The salad has leaf lettuce, spinach, cucumbers, and tomatoes. The greens would take about two months to grow. The cucumbers and tomatoes would take about three to four months from seed to harvest. Count on four months to get the whole salad on your plate.
Finally, the yummy ice cream. As a dairy product, it starts with the cow. It takes nine months gestation to get a calf, assumed to be a heifer (female). This heifer will grow for the next 18 months before she’s bred to have a calf of her own in another nine months. Then she’ll be able to give milk. Be ready to wait 27 months for your ice cream.
That steak dinner will take 27 months to secure the ingredients. “Wait!” you say. “That’s too long. And we can’t eat steak every night. Let’s substitute ice cream with apple pie and serve pork chops instead of steak.”
Apple pie is made of apples and pie dough, which is flour and lard. An apple tree has to grow three or four years before producing, but for this exercise the tree blooms in May and the apples are harvested in October. Count on a five-month wait for apples.
Flour comes from wheat, which is planted in October and harvested in July in the lower Midwest. That is nine months to get the wheat. Then it needs to be processed into flour.
The pork chops and the lard come from hogs. The gestation period of a hog is almost 114 days, not quite four months. From the time piglets are born, it takes about six months for the hog to grow to be processed. Again, the meat processors want to run at capacity so there are hogs scheduled to be processed every day. In all, pork chops and lard will set you back about 10 months.
Plan B supper is going to take 10 months to get the ingredients. That’s still a long time. Let’s try a simple meal of chicken and rice with fresh strawberries for dessert.
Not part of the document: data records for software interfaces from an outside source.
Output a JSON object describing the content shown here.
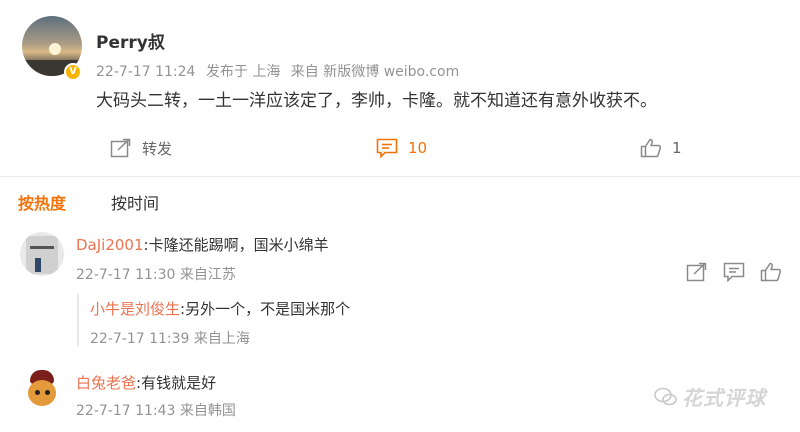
{
  "post": {
    "author": "Perry叔",
    "date": "22-7-17 11:24",
    "published_from": "发布于 上海",
    "source": "来自 新版微博 weibo.com",
    "text": "大码头二转，一土一洋应该定了，李帅，卡隆。就不知道还有意外收获不。",
    "verified_icon": "verified-badge-icon"
  },
  "actions": {
    "repost_label": "转发",
    "comment_count": "10",
    "like_count": "1"
  },
  "sort": {
    "hot": "按热度",
    "time": "按时间"
  },
  "comments": [
    {
      "user": "DaJi2001",
      "text": ":卡隆还能踢啊，国米小绵羊",
      "date": "22-7-17 11:30",
      "location": "来自江苏",
      "replies": [
        {
          "user": "小牛是刘俊生",
          "text": ":另外一个，不是国米那个",
          "date": "22-7-17 11:39",
          "location": "来自上海"
        }
      ]
    },
    {
      "user": "白兔老爸",
      "text": ":有钱就是好",
      "date": "22-7-17 11:43",
      "location": "来自韩国"
    }
  ],
  "watermark": "花式评球",
  "colors": {
    "accent": "#f2730a",
    "username": "#eb7350",
    "meta": "#939393"
  }
}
A chicken comes from an egg. The egg incubates for 28 days. The chick, once it hatches, takes eight weeks to get to big enough to process, which makes the total about three months to get chicken to your plate.
Rice is planted in late March and is harvested in July, so it takes four months.
The fresh strawberries came from established plants that were planted over a year ago. They bloom in early May and the berries are picked in June. So that is only a month to get fresh strawberries. This meal is by far the quickest at four months.
While these meals are made from ingredients grown in the U.S., the supply chain is very fragile. The old saying that a chain is only as strong as the weakest link is very true here. The farmers are producing plenty of food and the consumers want plenty of food in the grocery store. Kids aren’t in school or college, restaurants are not open for sit-down eating. The needs of our food system have changed. The U.S. consumer now needs the vast majority of food in retail packaging. That’s another link in the food supply chain that can’t change on a dime.
COVID-19 has made people realize what is important to live... access to doctors, hospitals, medicine, protective equipment, and lastly, and most importantly, food. There are places that have meat shortages because of the break in the processing in the food supply chain.
Food just doesn’t happen as this exercise shows. One kind of food can’t be changed into another kind. A cow can’t be changed to a chicken or a chicken can’t be made into a pig.
Even changing livestock on a farm doesn’t come easy because of barns, equipment, time, and processes. All farm products take time to produce and process at maturity.
So what time is supper? Not nearly as quick as you think.